With monetary policy remaining overly restrictive for the German economy and with fiscal policy under the scrutiny of the excessive deficit procedure, bold structural reforms really seem to be the best way forward. A recent IMF report estimates that by embracing US labour market regulations, the euro-area unemployment rate could be lowered by some 3.5 percentage points and output boosted by 5.25% in the long run. This simulation assumes that the replacement ratio of unemployment benefits, employment protection legislation and labour taxes are lowered to US levels. Of these three factors, however, it is really the replacement ratio and the employment protection legislation that matter most. Both of them are at the heart of Chancellor Schroeder's reform agenda. If, in addition, euro-area product markets were as deregulated as their US counterparts, this would boost output by roughly the same amount as a change in the labour market regime (see Unemployment and Labour Market Institutions: Why Reforms Pay Off, IMF, April 2003). For an economy that has underperformed the rest of the euro area for almost a decade now, attempting to unleash additional growth potential of 10% would not be a bad move. In fact, it might be the best one.
Source: Morgan Stanley Global Economic Forum
Now as regular readers will know all too well, I am not in principle opposed to the 'labour market reforms', nor to product market deregulation, nor to pension reform, what I am not sure about is whether these measures when applied will produce the anticipated recovery. Elga convinces me of one thing, when you want to be convinced, it's not too hard to convince yourself - 10% additional growth potential, just like that, and you didn't even see my hands move! As Eddie once said, everything here is timing, timing and a broader view of the problem. Among other quaint details, I fail to see why we have to note that the monetary conditions are overrestrictive and leave matters there. If they are overrestrictive, shouldn't they be loosened? Finally, something Eddie sent in the mailbox this morning seems strangely to the point.
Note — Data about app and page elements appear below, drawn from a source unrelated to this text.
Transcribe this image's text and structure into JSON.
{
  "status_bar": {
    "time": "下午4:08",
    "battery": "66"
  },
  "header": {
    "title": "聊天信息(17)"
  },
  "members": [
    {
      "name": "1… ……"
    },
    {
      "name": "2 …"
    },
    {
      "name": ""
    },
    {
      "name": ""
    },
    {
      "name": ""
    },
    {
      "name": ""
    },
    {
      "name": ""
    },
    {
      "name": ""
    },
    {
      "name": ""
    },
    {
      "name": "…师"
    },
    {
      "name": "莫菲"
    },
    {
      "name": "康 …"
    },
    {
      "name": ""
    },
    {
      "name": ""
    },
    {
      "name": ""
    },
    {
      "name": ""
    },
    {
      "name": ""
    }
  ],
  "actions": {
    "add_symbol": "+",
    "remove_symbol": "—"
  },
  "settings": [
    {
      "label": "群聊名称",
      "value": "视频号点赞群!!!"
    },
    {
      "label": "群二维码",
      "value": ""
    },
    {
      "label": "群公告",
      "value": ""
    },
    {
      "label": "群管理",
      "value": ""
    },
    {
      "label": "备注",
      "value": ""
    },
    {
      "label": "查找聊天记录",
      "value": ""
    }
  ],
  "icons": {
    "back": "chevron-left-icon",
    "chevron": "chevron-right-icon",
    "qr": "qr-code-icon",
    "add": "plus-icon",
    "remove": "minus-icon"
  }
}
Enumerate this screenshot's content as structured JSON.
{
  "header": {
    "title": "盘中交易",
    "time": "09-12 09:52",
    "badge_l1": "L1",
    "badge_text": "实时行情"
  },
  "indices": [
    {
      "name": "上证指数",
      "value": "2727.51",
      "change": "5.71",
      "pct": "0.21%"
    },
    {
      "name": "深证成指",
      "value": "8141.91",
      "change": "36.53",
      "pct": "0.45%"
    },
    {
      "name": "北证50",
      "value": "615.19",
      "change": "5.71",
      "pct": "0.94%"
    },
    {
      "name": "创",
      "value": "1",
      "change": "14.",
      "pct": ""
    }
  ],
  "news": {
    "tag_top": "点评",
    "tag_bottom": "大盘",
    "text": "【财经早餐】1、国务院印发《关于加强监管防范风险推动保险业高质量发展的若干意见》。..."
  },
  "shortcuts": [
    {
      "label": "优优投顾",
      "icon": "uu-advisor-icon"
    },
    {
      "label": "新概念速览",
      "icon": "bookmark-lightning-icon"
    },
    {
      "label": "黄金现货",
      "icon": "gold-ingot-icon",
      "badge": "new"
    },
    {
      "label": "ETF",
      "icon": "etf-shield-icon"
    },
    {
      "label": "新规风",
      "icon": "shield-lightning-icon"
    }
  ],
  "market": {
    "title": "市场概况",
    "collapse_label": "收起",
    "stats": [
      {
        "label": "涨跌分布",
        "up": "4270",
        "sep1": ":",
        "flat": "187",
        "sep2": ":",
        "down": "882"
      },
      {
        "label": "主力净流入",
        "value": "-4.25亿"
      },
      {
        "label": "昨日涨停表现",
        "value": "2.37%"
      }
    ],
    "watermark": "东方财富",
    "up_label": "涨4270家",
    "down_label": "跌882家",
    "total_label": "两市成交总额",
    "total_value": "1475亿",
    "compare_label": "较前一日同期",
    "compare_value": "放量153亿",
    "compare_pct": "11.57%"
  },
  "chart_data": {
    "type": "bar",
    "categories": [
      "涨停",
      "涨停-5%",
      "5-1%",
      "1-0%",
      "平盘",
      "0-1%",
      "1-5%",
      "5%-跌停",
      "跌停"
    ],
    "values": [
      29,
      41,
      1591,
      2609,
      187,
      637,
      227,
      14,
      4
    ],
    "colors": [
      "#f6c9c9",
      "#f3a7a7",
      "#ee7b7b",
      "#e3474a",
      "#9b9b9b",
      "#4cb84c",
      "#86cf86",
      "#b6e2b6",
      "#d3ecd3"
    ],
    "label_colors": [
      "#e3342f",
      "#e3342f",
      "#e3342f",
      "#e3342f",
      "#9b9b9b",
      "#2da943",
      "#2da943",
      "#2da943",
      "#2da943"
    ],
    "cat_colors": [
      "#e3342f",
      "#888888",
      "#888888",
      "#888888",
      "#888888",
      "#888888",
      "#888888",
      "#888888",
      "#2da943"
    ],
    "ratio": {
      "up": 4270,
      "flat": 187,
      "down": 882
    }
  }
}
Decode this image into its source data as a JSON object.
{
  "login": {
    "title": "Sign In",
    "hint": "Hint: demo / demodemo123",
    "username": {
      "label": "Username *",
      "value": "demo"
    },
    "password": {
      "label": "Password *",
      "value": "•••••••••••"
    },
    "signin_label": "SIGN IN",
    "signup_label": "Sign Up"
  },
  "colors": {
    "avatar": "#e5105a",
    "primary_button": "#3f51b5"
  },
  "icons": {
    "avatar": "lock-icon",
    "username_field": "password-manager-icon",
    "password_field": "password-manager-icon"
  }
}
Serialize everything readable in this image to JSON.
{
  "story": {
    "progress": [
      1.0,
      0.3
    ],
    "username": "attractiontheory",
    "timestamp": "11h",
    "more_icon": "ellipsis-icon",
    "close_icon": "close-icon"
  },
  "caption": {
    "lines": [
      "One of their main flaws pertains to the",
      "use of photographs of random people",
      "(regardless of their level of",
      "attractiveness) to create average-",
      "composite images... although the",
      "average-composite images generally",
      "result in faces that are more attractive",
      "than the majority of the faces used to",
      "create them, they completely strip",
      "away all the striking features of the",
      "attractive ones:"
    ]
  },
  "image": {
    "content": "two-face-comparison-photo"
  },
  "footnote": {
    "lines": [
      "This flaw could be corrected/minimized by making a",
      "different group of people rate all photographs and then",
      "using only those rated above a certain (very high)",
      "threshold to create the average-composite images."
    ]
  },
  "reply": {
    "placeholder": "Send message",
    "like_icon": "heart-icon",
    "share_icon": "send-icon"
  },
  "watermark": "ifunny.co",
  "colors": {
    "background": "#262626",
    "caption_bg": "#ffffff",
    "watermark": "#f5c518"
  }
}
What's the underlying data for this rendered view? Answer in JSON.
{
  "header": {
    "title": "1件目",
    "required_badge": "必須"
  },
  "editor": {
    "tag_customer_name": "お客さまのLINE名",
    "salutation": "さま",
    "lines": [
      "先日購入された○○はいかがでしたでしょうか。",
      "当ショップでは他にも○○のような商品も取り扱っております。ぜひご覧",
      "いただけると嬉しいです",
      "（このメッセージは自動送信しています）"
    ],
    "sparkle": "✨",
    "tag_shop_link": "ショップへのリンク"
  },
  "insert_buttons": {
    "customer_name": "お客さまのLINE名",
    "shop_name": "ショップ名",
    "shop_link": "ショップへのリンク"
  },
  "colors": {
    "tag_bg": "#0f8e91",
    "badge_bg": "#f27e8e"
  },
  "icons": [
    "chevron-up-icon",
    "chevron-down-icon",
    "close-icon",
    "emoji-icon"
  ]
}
It seems to me that people tend to think one-sided. When they talk about structural problems like rigid labour markets, they think supply side. Remove the disincentives to work and flexibilise labour markets. People forget the demand side effects (which become larger, as they are a function of the demographics?)
And when you talk about determination of monetary aggregates for example, a large part of the reason why central banks are having less of an impact must be they are having less of an influence on the relationship between banks & their clients – the reason being the changing demograhics (non-linearity over the age curve?)
While the underlying causes are different, the deflation we get is always Keynesian - insufficient demand. But because of the differences again, much of which is where we are on the age curve, the cures, I agree, would have to be a lot more creative than standard Keynesian remedies.
My sense is that many people out there (particularly policymakers) think all we need to do is get the costing correct. I guess it’s essentially neo-classical thinking? They think micro and not macro.